A major goal of our research is to explore the relationship between cerebral water trafficking and brain function. Despite the importance of water to all organisms, there is little understanding of how it specifically affects the brain. Recent studies have suggested that water trafficking, especially as it relates to extra-cellular space (ECS) plays an important role in neuronal activation and sensitivity. (Glia 2006, 54: 358, Nat Med 2005, 11: 973) One of the key arbiters of ECS is the water specific channel Aquaporin 4 (AQP4), and hence it may be expected to play a significant role brain function.
AQP4 was first identified from lung tissue, (J. Biol. Chem. 1994, 269, 5497) and subsequently found to be distributed throughout the body and central nervous system. (Proc. Natl. Acad. Sci. USA 1994, 91, 13052) This protein is highly expressed along the perivascular and subpial end-feet of glial astrocytes, and is now widely accepted as being the principle water transporter in the mammalian brain. In addition to evidence suggesting this protein is important to normal brain function, it also appears to play an adverse role in several medical conditions, particularly those that involve cerebral inflammation.
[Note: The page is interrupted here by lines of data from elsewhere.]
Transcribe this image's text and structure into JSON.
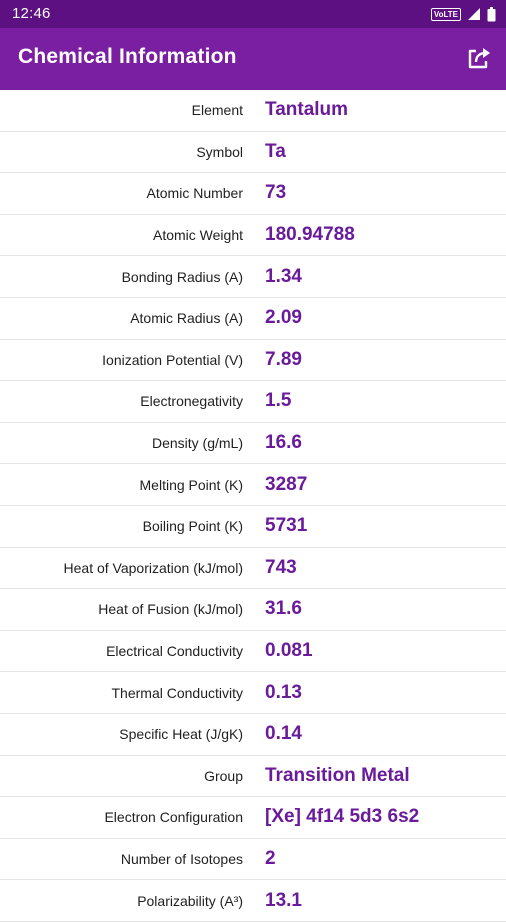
{
  "status_bar": {
    "time": "12:46",
    "network_badge": "VoLTE",
    "icons": [
      "signal-icon",
      "battery-icon"
    ]
  },
  "app_bar": {
    "title": "Chemical Information",
    "share_icon": "share-icon"
  },
  "colors": {
    "status_bar": "#5d1082",
    "app_bar": "#7b1fa2",
    "value_text": "#6a1b9a"
  },
  "properties": [
    {
      "label": "Element",
      "value": "Tantalum"
    },
    {
      "label": "Symbol",
      "value": "Ta"
    },
    {
      "label": "Atomic Number",
      "value": "73"
    },
    {
      "label": "Atomic Weight",
      "value": "180.94788"
    },
    {
      "label": "Bonding Radius (A)",
      "value": "1.34"
    },
    {
      "label": "Atomic Radius (A)",
      "value": "2.09"
    },
    {
      "label": "Ionization Potential (V)",
      "value": "7.89"
    },
    {
      "label": "Electronegativity",
      "value": "1.5"
    },
    {
      "label": "Density (g/mL)",
      "value": "16.6"
    },
    {
      "label": "Melting Point (K)",
      "value": "3287"
    },
    {
      "label": "Boiling Point (K)",
      "value": "5731"
    },
    {
      "label": "Heat of Vaporization (kJ/mol)",
      "value": "743"
    },
    {
      "label": "Heat of Fusion (kJ/mol)",
      "value": "31.6"
    },
    {
      "label": "Electrical Conductivity",
      "value": "0.081"
    },
    {
      "label": "Thermal Conductivity",
      "value": "0.13"
    },
    {
      "label": "Specific Heat (J/gK)",
      "value": "0.14"
    },
    {
      "label": "Group",
      "value": "Transition Metal"
    },
    {
      "label": "Electron Configuration",
      "value": "[Xe] 4f14 5d3 6s2"
    },
    {
      "label": "Number of Isotopes",
      "value": "2"
    },
    {
      "label": "Polarizability (A³)",
      "value": "13.1"
    }
  ]
}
However, the specific nature of those roles, including a detailed understanding of AQP4's significance, have not been identified, and are the focus of this research project.
Two of our key technologies, Positron Emission Tomography (PET) and Magnetic Resonance Imaging (MRI) will be highly useful for studying AQP4 function in vivo. Both methods are non-invasive and can be used to identify real-time structural localization and physiological changes, respectively. However, to be successful, both methods first require the identification of AQP4 ligands with at least an intermediate level of protein affinity and selectivity.
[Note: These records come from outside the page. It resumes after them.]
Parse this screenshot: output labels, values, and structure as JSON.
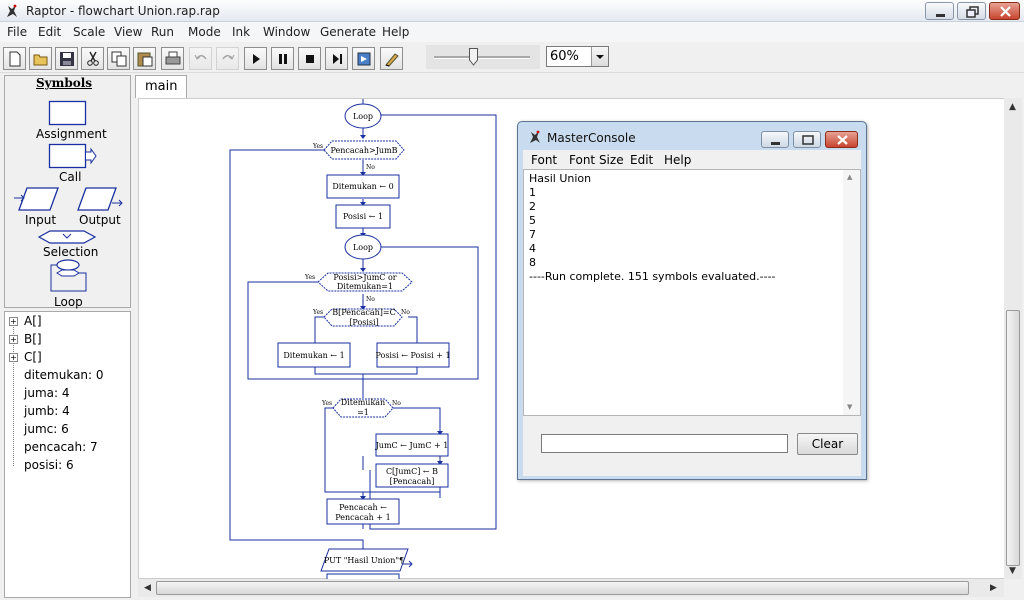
{
  "window": {
    "title": "Raptor - flowchart Union.rap.rap"
  },
  "menu": [
    "File",
    "Edit",
    "Scale",
    "View",
    "Run",
    "Mode",
    "Ink",
    "Window",
    "Generate",
    "Help"
  ],
  "toolbar": {
    "zoom": "60%"
  },
  "symbols": {
    "title": "Symbols",
    "assignment": "Assignment",
    "call": "Call",
    "input": "Input",
    "output": "Output",
    "selection": "Selection",
    "loop": "Loop"
  },
  "variables": {
    "arrays": [
      "A[]",
      "B[]",
      "C[]"
    ],
    "items": [
      "ditemukan: 0",
      "juma: 4",
      "jumb: 4",
      "jumc: 6",
      "pencacah: 7",
      "posisi: 6"
    ]
  },
  "tab": {
    "main": "main"
  },
  "flowchart": {
    "loop": "Loop",
    "yes": "Yes",
    "no": "No",
    "cond_outer": "Pencacah>JumB",
    "assign_ditemukan0": "Ditemukan ← 0",
    "assign_posisi1": "Posisi ← 1",
    "cond_inner_1": "Posisi>JumC or",
    "cond_inner_2": "Ditemukan=1",
    "cond_sel_1": "B[Pencacah]=C",
    "cond_sel_2": "[Posisi]",
    "assign_ditemukan1": "Ditemukan ← 1",
    "assign_posisi_inc": "Posisi ← Posisi + 1",
    "cond_found_1": "Ditemukan",
    "cond_found_2": "=1",
    "assign_jumc": "JumC ← JumC + 1",
    "assign_c_1": "C[JumC] ← B",
    "assign_c_2": "[Pencacah]",
    "assign_pencacah_1": "Pencacah ←",
    "assign_pencacah_2": "Pencacah + 1",
    "put": "PUT \"Hasil Union\"¶"
  },
  "console": {
    "title": "MasterConsole",
    "menu": [
      "Font",
      "Font Size",
      "Edit",
      "Help"
    ],
    "output": [
      "Hasil Union",
      "1",
      "2",
      "5",
      "7",
      "4",
      "8",
      "----Run complete.  151 symbols evaluated.----"
    ],
    "clear": "Clear",
    "input_value": ""
  }
}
Natural or previously identified ligands would typically be used as starting points for designing those to be used in the PET and MRI studies. However, no natural ligands have been identified for AQP4, and initially no other ligands were known. Therefore, we chose to follow an iterative approach to identifying suitable molecules based on a combination of computational simulation, in vitro bioassay and medicinal chemistry methods. A brief description of these methods is as follows:
Sometimes referred to as in silico screening or virtual docking, computational simulation allows the structural and electronic complementarity between organic molecules and a protein binding site to be explored. The Fujiyoshi laboratory at the University of Kyoto recently reported the solid-state structure of rat AQP4 (J. Molec. Bio. 2006, 355, 628), which in turn provided the atomic coordinates necessary to construct a virtual model of this protein. These studies serve two significant purposes: the first is to prioritize molecules for synthesis or in vitro analysis; and the second is to understand how AQP4 modulators interact with the protein.
In vitro bioassays are used to judge how well an organic molecule is able to interact with a protein target. Functional assays judge the interaction of a specific molecule by monitoring ligand dependent changes of a protein specific function, while binding assays determine the direct affinity of a molecule without regard to functional changes. Several types of functional assays but no binding assays have been proposed for measuring such ligand dependent changes to aquaporin water transport rates. Our laboratory has primarily focused on using changes to the swelling rate of AQP4 expressing Xenopus laevis oocytes under hypotonic stress as a means of assessing an individual molecule's ability to act as a modulator. While this assay method appears to be quite useful, ligands that bind away from the water channel or do not significantly alter AQP4's water transport rate will appear as false negatives. Such ligands may also be useful; therefore, we are in the process of developing an AQP4 compatible binding assay. Functional and binding assays are generally complementary and will allow us to better understand how specific molecules are binding to the protein, and how to optimize those interactions.
Medicinal chemistry is generally comprised of two components: the synthesis of organic molecules with biological activity; and optimization of that biological activity. The first aspect is relatively straight forward, molecules suggested as being useful by computational or biological studies can either be synthesized in-house or purchased through a commercial supplier. The second aspect is conceptually somewhat more difficult, by systematically changing the structure of known active compounds, the molecular features most important to biological activity can be identified and enhanced, while those unimportant ones can be eliminated. Medicinal chemistry plays an essential role in this study as the bridge between theoretical computational studies and practical In vitro biological assays.
Using the methods described above, we have identified a number of compounds active against AQP4. While most of these early compounds were known drugs, several new compounds were also uncovered in those studies. Preliminary reports on our initial descriptions have now been published. (Bioorg Med Chem Lett 2007, 17: 1270, Bioorg Med Chem 2008, Bioorg Med Chem 2008) Subsequent reports will focus on more detailed aspects on those compounds AQP4 inhibitory properties, as well as our efforts to design more optimal ligands.
Center for Integrated Human Brain Science